Recipes often caution us to measure flour correctly. “If you must use a measuring cup, spoon and level! Never scoop!” But how much of a difference do two more utensils make? To find out, I made muffins using flour that was measured with a scale, spooned and leveled into a measuring cup, and scooped from the bag.
“Baking is a science.” We’ve all heard it before—in fact, when I get home from my science day job and bake, my brain is still in the same mode. In both cases, we combine specific ingredients in a certain way to make something exact happen. Baking relies on ingredients to interact just so to create a delicious treat. And as we’ve seen in the experiments I’ve shared, changes in the amounts of ingredients, the way they’re combined, or the temperature in the oven lead to changes at the molecular level that translate into a different baked good.

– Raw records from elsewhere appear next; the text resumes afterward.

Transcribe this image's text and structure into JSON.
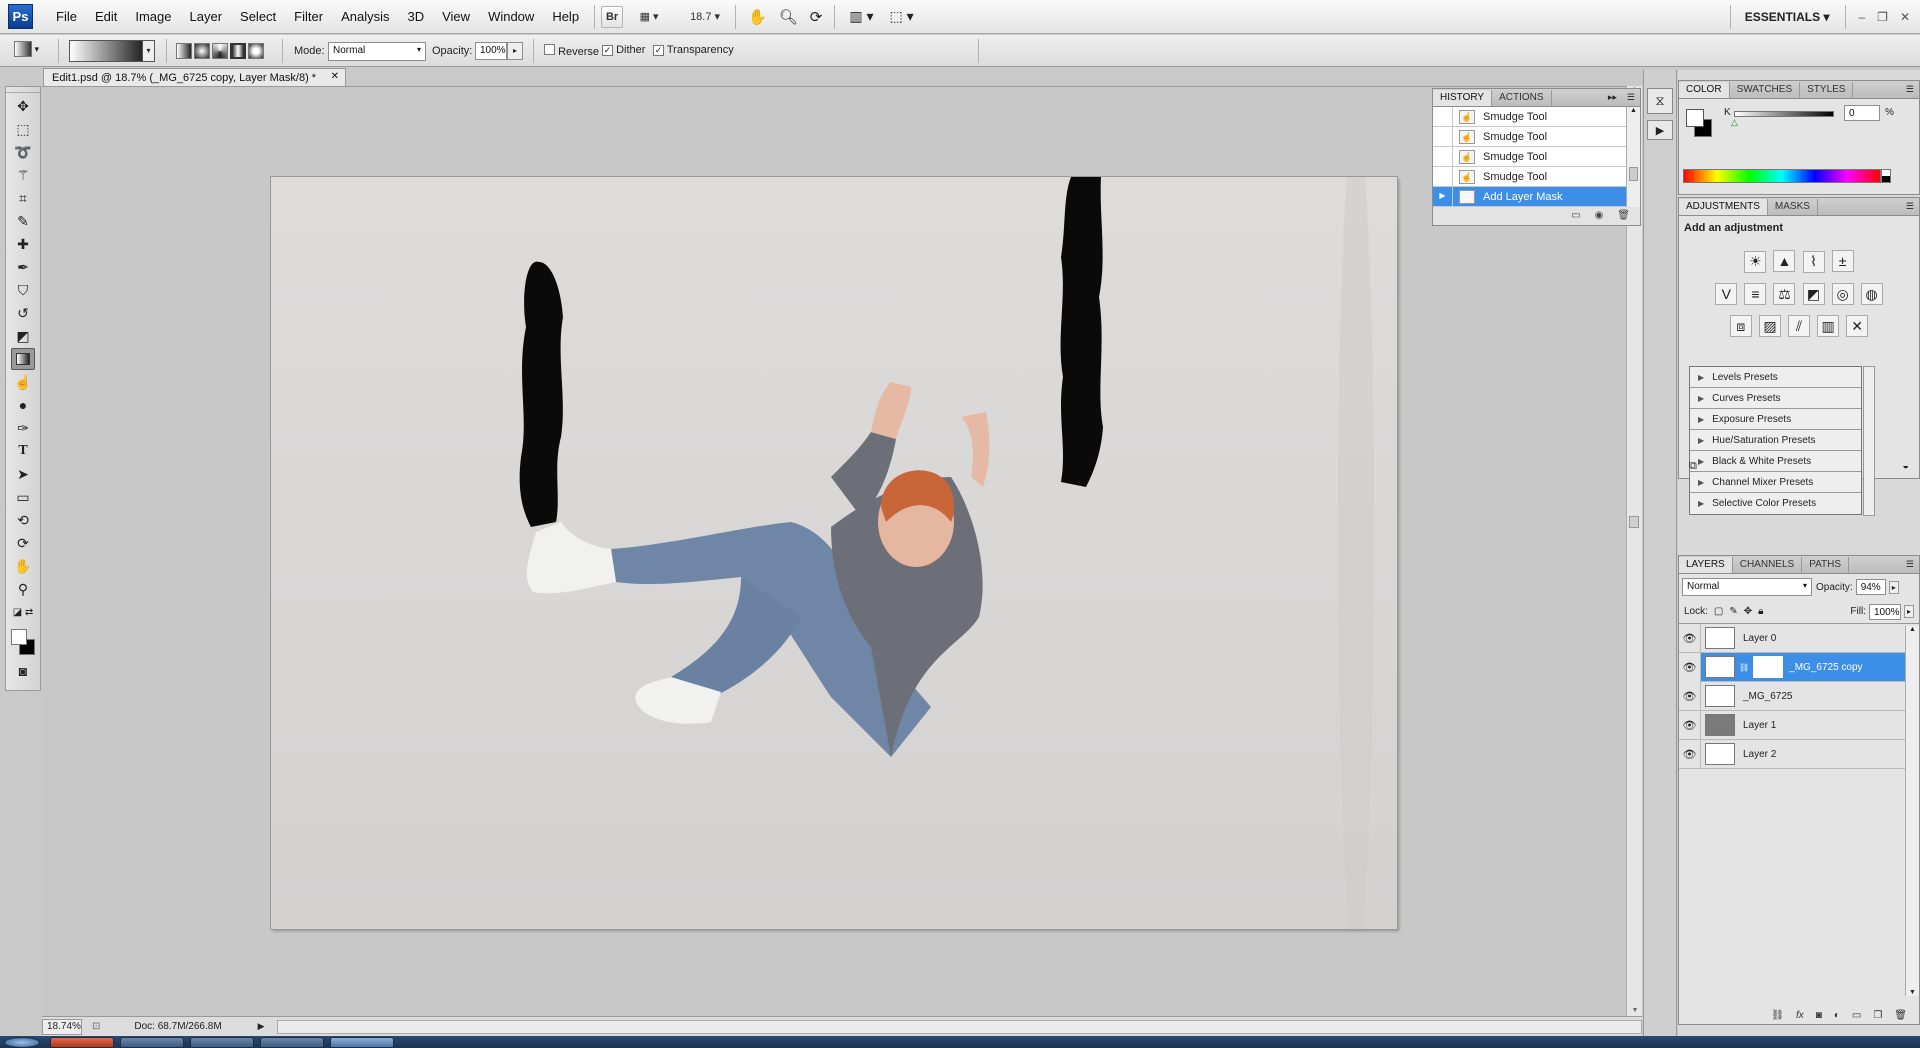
{
  "menubar": {
    "logo": "Ps",
    "menus": [
      "File",
      "Edit",
      "Image",
      "Layer",
      "Select",
      "Filter",
      "Analysis",
      "3D",
      "View",
      "Window",
      "Help"
    ],
    "bridge_label": "Br",
    "zoom_value": "18.7",
    "workspace": "ESSENTIALS"
  },
  "options": {
    "mode_label": "Mode:",
    "mode_value": "Normal",
    "opacity_label": "Opacity:",
    "opacity_value": "100%",
    "reverse_label": "Reverse",
    "reverse_checked": false,
    "dither_label": "Dither",
    "dither_checked": true,
    "transparency_label": "Transparency",
    "transparency_checked": true
  },
  "document": {
    "tab_title": "Edit1.psd @ 18.7% (_MG_6725 copy, Layer Mask/8) *"
  },
  "status": {
    "zoom": "18.74%",
    "doc_size": "Doc: 68.7M/266.8M"
  },
  "history": {
    "tabs": [
      "HISTORY",
      "ACTIONS"
    ],
    "items": [
      "Smudge Tool",
      "Smudge Tool",
      "Smudge Tool",
      "Smudge Tool",
      "Add Layer Mask"
    ],
    "selected_index": 4
  },
  "color_panel": {
    "tabs": [
      "COLOR",
      "SWATCHES",
      "STYLES"
    ],
    "channel_label": "K",
    "channel_value": "0",
    "unit": "%"
  },
  "adjustments": {
    "tabs": [
      "ADJUSTMENTS",
      "MASKS"
    ],
    "heading": "Add an adjustment",
    "presets": [
      "Levels Presets",
      "Curves Presets",
      "Exposure Presets",
      "Hue/Saturation Presets",
      "Black & White Presets",
      "Channel Mixer Presets",
      "Selective Color Presets"
    ]
  },
  "layers": {
    "tabs": [
      "LAYERS",
      "CHANNELS",
      "PATHS"
    ],
    "blend_mode": "Normal",
    "opacity_label": "Opacity:",
    "opacity_value": "94%",
    "lock_label": "Lock:",
    "fill_label": "Fill:",
    "fill_value": "100%",
    "items": [
      {
        "name": "Layer 0"
      },
      {
        "name": "_MG_6725 copy"
      },
      {
        "name": "_MG_6725"
      },
      {
        "name": "Layer 1"
      },
      {
        "name": "Layer 2"
      }
    ],
    "selected_index": 1
  },
  "colors": {
    "accent": "#3d8ee6",
    "canvas_bg": "#d8d6d5",
    "workspace_bg": "#c8c8c8"
  }
}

Thus, accurate and precise measurement is important to recreate and write recipes. In this post, we’re going to discuss two concepts of measurement that are often conflated, accuracy and precision, and how they apply to measuring ingredients in the kitchen.

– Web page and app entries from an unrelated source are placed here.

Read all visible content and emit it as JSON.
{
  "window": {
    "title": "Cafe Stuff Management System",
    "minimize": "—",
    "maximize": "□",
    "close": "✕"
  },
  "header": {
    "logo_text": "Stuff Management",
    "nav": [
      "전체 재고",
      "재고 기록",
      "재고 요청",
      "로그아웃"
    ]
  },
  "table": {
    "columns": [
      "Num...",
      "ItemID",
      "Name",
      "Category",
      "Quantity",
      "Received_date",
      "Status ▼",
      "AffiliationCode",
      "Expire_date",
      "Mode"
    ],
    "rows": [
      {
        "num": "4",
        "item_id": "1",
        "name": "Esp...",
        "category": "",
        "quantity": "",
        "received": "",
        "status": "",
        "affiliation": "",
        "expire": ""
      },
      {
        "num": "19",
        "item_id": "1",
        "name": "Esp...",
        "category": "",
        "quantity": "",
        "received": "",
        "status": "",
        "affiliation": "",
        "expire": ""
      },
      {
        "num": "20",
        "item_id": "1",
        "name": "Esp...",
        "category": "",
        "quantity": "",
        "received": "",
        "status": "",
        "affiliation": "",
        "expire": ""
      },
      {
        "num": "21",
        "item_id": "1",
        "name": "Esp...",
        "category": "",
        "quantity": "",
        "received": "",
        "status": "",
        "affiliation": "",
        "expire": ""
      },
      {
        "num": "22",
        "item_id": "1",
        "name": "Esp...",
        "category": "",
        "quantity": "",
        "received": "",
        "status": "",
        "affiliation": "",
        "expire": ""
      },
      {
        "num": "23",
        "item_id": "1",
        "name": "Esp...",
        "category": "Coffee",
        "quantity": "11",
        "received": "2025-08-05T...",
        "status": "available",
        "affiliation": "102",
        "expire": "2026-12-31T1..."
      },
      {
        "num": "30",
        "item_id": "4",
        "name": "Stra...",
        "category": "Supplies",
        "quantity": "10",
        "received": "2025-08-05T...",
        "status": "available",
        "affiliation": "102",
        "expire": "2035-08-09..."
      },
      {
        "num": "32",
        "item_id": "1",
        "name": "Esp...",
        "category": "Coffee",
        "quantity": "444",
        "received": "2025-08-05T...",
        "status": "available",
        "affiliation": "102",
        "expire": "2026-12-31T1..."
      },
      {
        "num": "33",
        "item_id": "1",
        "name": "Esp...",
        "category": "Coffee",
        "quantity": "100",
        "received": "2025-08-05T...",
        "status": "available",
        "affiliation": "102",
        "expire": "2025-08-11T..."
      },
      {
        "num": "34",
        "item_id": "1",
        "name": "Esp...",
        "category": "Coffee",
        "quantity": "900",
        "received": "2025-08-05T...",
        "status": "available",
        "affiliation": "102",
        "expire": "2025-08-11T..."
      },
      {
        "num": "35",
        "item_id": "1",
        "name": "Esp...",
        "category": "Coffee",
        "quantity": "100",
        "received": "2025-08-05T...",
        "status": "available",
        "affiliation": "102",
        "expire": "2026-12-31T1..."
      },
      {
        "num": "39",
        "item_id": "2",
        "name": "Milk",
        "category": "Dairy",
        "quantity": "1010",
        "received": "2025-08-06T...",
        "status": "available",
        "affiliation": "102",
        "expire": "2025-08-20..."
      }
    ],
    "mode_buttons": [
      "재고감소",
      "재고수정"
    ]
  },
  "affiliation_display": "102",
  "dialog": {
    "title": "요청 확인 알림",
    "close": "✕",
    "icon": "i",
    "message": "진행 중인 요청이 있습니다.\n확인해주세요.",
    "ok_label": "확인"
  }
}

Cups, grams, ounces, milliliters, teaspoons… Recipes use so many units to tell us how much of each ingredient we need. Why are there so many? What’s the difference? Which one should we use? In this post, we’ll discuss what these units represent and which units are best to use for different ingredients. We’ll also describe how to convert between units so that you can try any recipe regardless of the measuring equipment you have. In the next post, we’ll use this information to discuss how to measure accurately and precisely in the kitchen.